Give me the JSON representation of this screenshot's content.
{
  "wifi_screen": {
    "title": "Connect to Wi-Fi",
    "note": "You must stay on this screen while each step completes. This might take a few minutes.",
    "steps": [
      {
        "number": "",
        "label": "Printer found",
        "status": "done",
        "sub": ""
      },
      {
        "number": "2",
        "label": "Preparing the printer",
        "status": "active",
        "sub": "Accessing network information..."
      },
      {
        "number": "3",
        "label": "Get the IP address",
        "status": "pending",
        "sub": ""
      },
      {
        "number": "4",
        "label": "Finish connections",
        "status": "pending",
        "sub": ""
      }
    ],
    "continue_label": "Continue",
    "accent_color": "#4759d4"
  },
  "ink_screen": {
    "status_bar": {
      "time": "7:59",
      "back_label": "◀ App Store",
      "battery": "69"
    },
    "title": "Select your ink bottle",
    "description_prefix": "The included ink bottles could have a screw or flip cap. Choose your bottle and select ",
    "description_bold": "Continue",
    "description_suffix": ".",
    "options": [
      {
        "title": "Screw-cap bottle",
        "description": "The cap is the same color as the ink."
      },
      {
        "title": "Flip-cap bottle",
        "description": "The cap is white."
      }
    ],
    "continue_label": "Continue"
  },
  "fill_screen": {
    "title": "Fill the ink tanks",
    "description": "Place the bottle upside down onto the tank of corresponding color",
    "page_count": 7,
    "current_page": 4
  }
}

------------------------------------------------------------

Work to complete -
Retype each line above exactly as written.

The completed task -
Give me the JSON representation of this screenshot's content.
{
  "wifi_screen": {
    "title": "Connect to Wi-Fi",
    "note": "You must stay on this screen while each step completes. This might take a few minutes.",
    "steps": [
      {
        "number": "",
        "label": "Printer found",
        "status": "done",
        "sub": ""
      },
      {
        "number": "2",
        "label": "Preparing the printer",
        "status": "active",
        "sub": "Accessing network information..."
      },
      {
        "number": "3",
        "label": "Get the IP address",
        "status": "pending",
        "sub": ""
      },
      {
        "number": "4",
        "label": "Finish connections",
        "status": "pending",
        "sub": ""
      }
    ],
    "continue_label": "Continue",
    "accent_color": "#4759d4"
  },
  "ink_screen": {
    "status_bar": {
      "time": "7:59",
      "back_label": "◀ App Store",
      "battery": "69"
    },
    "title": "Select your ink bottle",
    "description_prefix": "The included ink bottles could have a screw or flip cap. Choose your bottle and select ",
    "description_bold": "Continue",
    "description_suffix": ".",
    "options": [
      {
        "title": "Screw-cap bottle",
        "description": "The cap is the same color as the ink."
      },
      {
        "title": "Flip-cap bottle",
        "description": "The cap is white."
      }
    ],
    "continue_label": "Continue"
  },
  "fill_screen": {
    "title": "Fill the ink tanks",
    "description": "Place the bottle upside down onto the tank of corresponding color",
    "page_count": 7,
    "current_page": 4
  }
}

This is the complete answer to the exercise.